Curing Meat Warning

Curing meat requires specific expertise and failure to cure meat properly may result in sickness or death. If you have no experience in this area, we advise you to consult an expert to teach you proper techniques and applications.

Variation with Real Smoke

  • If you have a smoker or want to make a simple smoker, you can use it to smoke your bacon. Use hickory or apple wood shavings for the best flavor.
  • Skip the oven roasting described above and smoke the cured bacon until it reaches an internal temperature of 150 F, which should take one to two hours. No liquid smoke is needed with this method.

Great Resources on Curing Meat

Since curing meat requires such a specific skill set, otherwise, it can lead to illness or worse, we highly recommend consulting with an expert to teach you proper techniques. We found that the following four publications are super helpful guides and go in-depth about just such processes, procedures, and techniques:

Saucisson Sec

This classic French sausage is a great entry point for the novice to charcuterie. The technique is straightforward, the seasonings simple, and the curing can be done in a relatively forgiving environment, like a basement or garage, not requiring specialized equipment.

As with all cured meats, though, some specialized ingredients are involved, like dextrose, curing salt (also known as Insta Cure or Prague powder), and casings. Curing salt contains sodium nitrite and sodium nitrate, which stave off the development of the bacteria that cause botulism, and is therefore essential to the safety of this recipe.

A stand mixer with a meat grinding attachment will work fine for this recipe. Remember to keep everything very cold at all times. The meat should always be cold enough that it hurts your hands to handle too long. If it begins to warm, get everything in the coldest part of the refrigerator or even the freezer for a few minutes, repeating as necessary.

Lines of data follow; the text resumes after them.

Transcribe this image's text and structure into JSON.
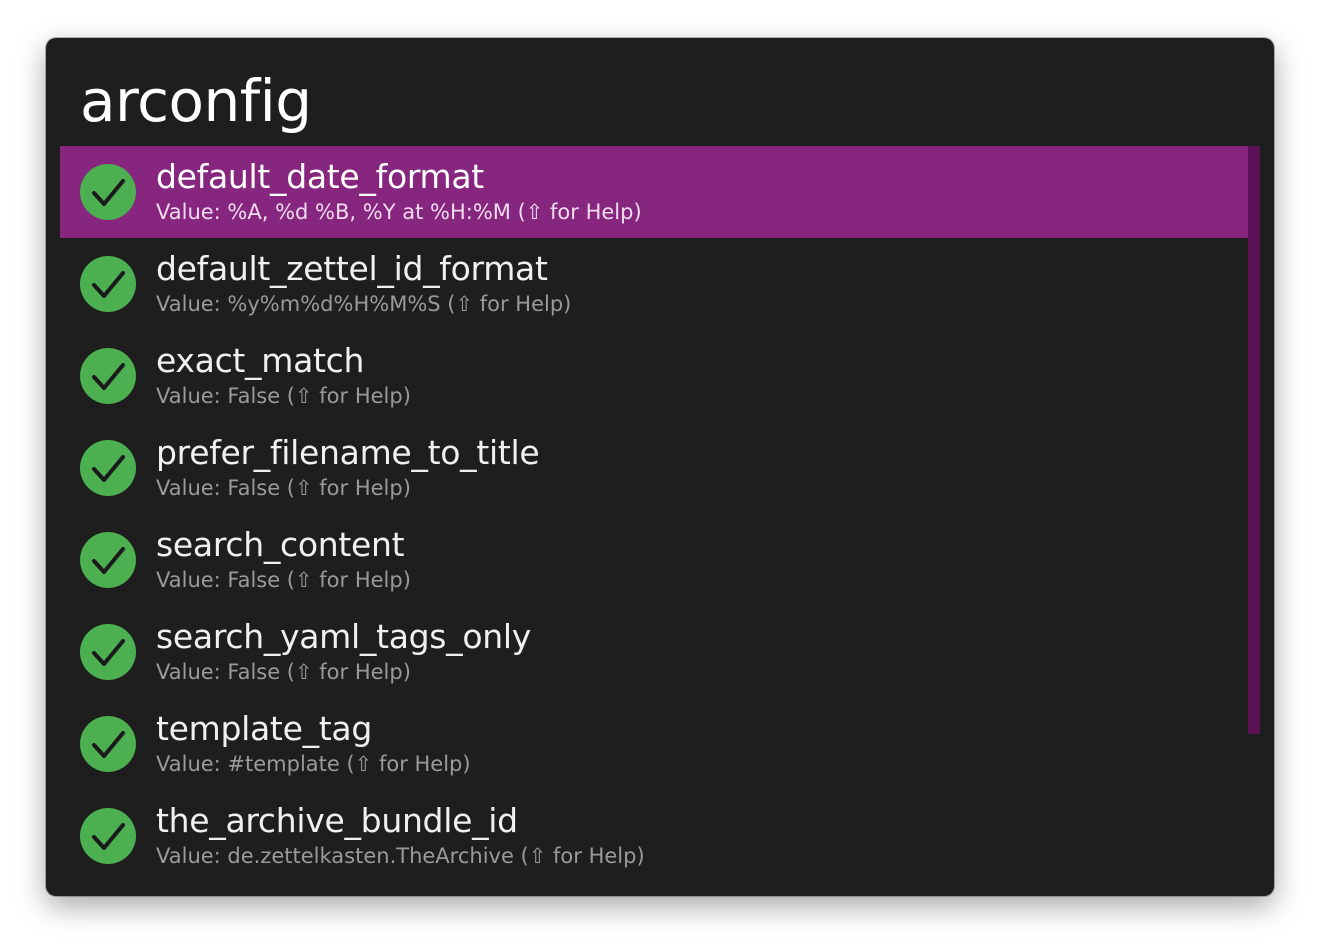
{
  "search": {
    "query": "arconfig"
  },
  "colors": {
    "window_bg": "#1e1e1e",
    "selection": "#87267f",
    "check_green": "#4caf50",
    "scrollbar": "#5b1257"
  },
  "results": [
    {
      "title": "default_date_format",
      "subtitle": "Value: %A, %d %B, %Y at %H:%M (⇧ for Help)",
      "icon": "checkmark-circle-icon",
      "selected": true
    },
    {
      "title": "default_zettel_id_format",
      "subtitle": "Value: %y%m%d%H%M%S (⇧ for Help)",
      "icon": "checkmark-circle-icon",
      "selected": false
    },
    {
      "title": "exact_match",
      "subtitle": "Value: False (⇧ for Help)",
      "icon": "checkmark-circle-icon",
      "selected": false
    },
    {
      "title": "prefer_filename_to_title",
      "subtitle": "Value: False (⇧ for Help)",
      "icon": "checkmark-circle-icon",
      "selected": false
    },
    {
      "title": "search_content",
      "subtitle": "Value: False (⇧ for Help)",
      "icon": "checkmark-circle-icon",
      "selected": false
    },
    {
      "title": "search_yaml_tags_only",
      "subtitle": "Value: False (⇧ for Help)",
      "icon": "checkmark-circle-icon",
      "selected": false
    },
    {
      "title": "template_tag",
      "subtitle": "Value: #template (⇧ for Help)",
      "icon": "checkmark-circle-icon",
      "selected": false
    },
    {
      "title": "the_archive_bundle_id",
      "subtitle": "Value: de.zettelkasten.TheArchive (⇧ for Help)",
      "icon": "checkmark-circle-icon",
      "selected": false
    }
  ]
}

As the sausage hangs, the meat ferments. White mold will form on the outside of the casing. This is normal and desirable. After about three weeks, you'll have a firm salami-like sausage with balanced flavor and a sour tang from fermentation. Simply slice and enjoy with some crisp French bread and cornichon pickles. The French also enjoy it with very sharp Dijon mustard.

The recipe comes from The New Charcuterie Cookbook, by chef Jamie Bissonnette.

Ingredients

  • 4 1/2 pounds/2 kg pork meat
  • 1/2 pound/225 g fatback
  • 1 1/2 ounces/40 g kosher salt
  • 1/4 to 1/2 ounce/10 g black pepper (coarsely ground)
  • 1/2 ounce/15 g ​dextrose
  • 1/4 ounce/6 g curing salt no. 2
  • 2/3 ounce/18 g garlic (minced to a paste)
  • 1/4 cup/59 ml white wine (dry)
  • 8 feet hog casing (or sheep casing, soaked in tepid water for 2 hours before use)

Steps to Make It

  1. Gather the ingredients. Chill the metal parts of your meat grinder in the freezer.
  2. Set up the meat grinder. Grind the pork meat and fatback using a large plate (3/4 inch/1.9 cm) into a mixing bowl.
  3. Use a paddle or spoon to mix in all of the other ingredients.
  4. Keep the casing wet in a bowl of water while you work with it. Slide the casing onto the funnel but don’t make a knot. Put the mixture in the stuffer and pack it down.
  5. Begin extruding. As the mixture comes out, pull the casing back over the nozzle and tie a knot.
  6. Extrude one full coil, about 48 inches (1.3 m) long, and tie it off.
  7. Crimp with fingers to separate sausages into 12-inch (30-cm) lengths. Twist the casing once one way, then the other between each sausage link. Repeat this along the entire coil.
  8. Once the sausage is cased, use a sterile needle to prick any air pockets. Prick each sausage 4 or 5 times. Repeat the casing process to use the remaining sausage.
  9. Hang the sausages to cure 18 to 20 days at 60 F to 75 F / 18 C to 21 C.
  10. Once cured, the sausages can be refrigerated, wrapped, for up to 6 months.

Curing Meat Warning

Curing meat requires specific expertise and failure to cure meat properly may result in sickness or death. If you have no experience in this area, we advise you to consult an expert to teach you proper techniques and applications.

Book free demo

farmsoft traceability

Read more
Read more
Read more
Read more
Read more
Read more
Read more
Read more
Read more
Read more
Read more
Read more